By Madeline Rosenberg
As lockdowns took hold across the world this spring, Dr. Shirley Cheng learned that many of her students had lost their jobs. Some of them went without food for days. Others knocked on doors for leftovers and worried about looming eviction.
Hearing these stories, Cheng, a blind and physically disabled award-winning author who runs the online ministry www.ultra-ability.com decided to act. The White Plains resident launched a coronavirus relief fundraiser called Unite in Love that has helped more than 140 people in developing countries stave off hunger and eviction.
“It was really painful for me to read these thoughts from my students,” Cheng said. “I thought to myself, ‘I just can’t sit here and do nothing about it.’ If we have the resources and the ability to act, we should act.”
Since May, Cheng has raised more than $1,400 that she has distributed to families living without access to food banks or unemployment benefits. Cheng said the fundraiser acts as immediate emergency relief, providing bare necessities for survival as the pandemic continues to disrupt her students’ lives.
Cheng has taught a free online Bible class for nine years that has connected her to thousands of students across the world, reaching people from Nepal to Kenya and Australia. She also previously ran two other fundraisers and has written nine books, including “Embrace Ultra-Ability!” and “The Revelation of a Star’s Endless Shine.”
The 37-year-old said she had once planned to become a scientist. But after Cheng lost her eyesight at 17, she turned to the Bible, explaining that she gained “a spiritual vision in place of [her] physical sight.” Cheng said she launched her ministry to help others find joy and fulfillment through lessons she teaches over e-mail and Facebook.
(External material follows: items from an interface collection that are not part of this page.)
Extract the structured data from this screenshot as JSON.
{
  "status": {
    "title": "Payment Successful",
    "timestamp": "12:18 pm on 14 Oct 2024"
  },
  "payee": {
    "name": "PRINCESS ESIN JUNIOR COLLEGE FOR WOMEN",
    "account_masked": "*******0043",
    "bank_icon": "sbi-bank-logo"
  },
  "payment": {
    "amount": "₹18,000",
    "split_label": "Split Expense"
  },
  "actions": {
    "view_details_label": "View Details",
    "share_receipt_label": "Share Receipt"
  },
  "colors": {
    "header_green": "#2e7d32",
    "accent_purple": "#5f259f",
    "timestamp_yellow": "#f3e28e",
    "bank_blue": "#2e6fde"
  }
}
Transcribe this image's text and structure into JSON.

Unite in Love will run as long as families need assistance covering food and housing costs, Cheng said. Even small donations go a long way: $5 can buy about eight cups of beans or 19 cups of rice in Liberia, she said.
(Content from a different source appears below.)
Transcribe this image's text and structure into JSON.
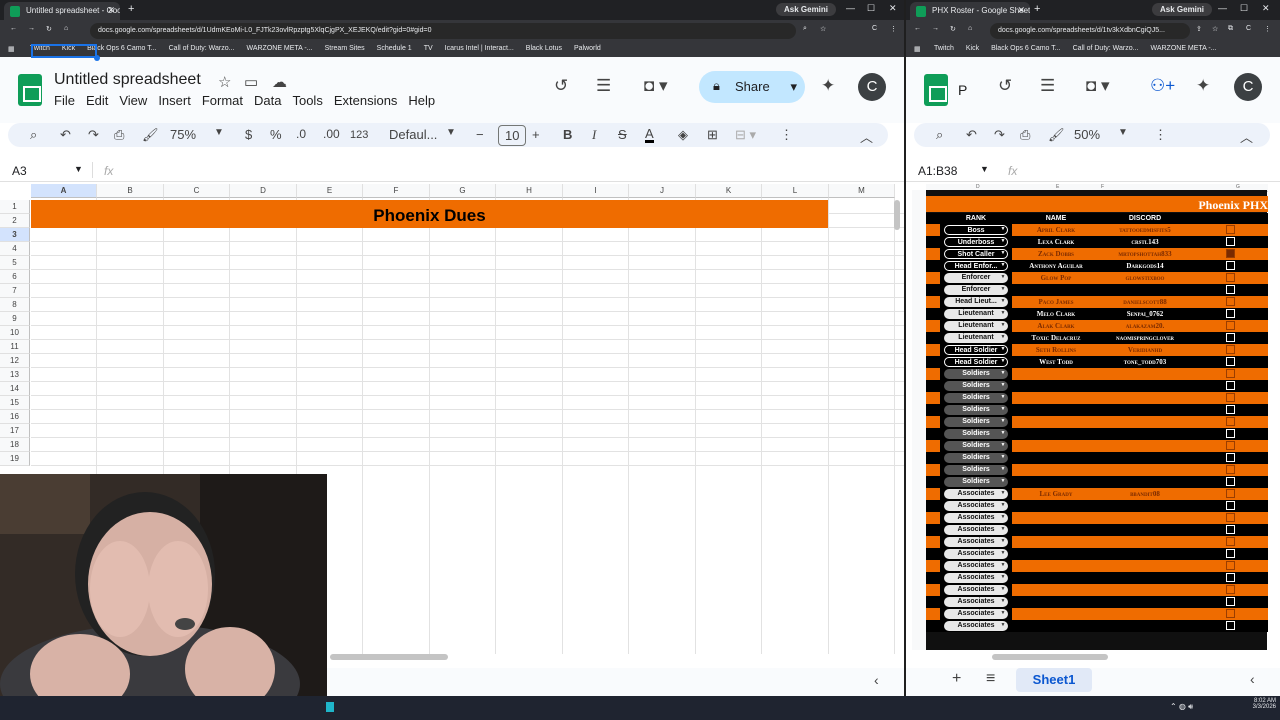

“There was a sense of tremendous joy and fulfillment when I heard how relieved they were when they received the food money,” Cheng said. “We should live up to our humanity to help those who are in need when we have the power to do so.”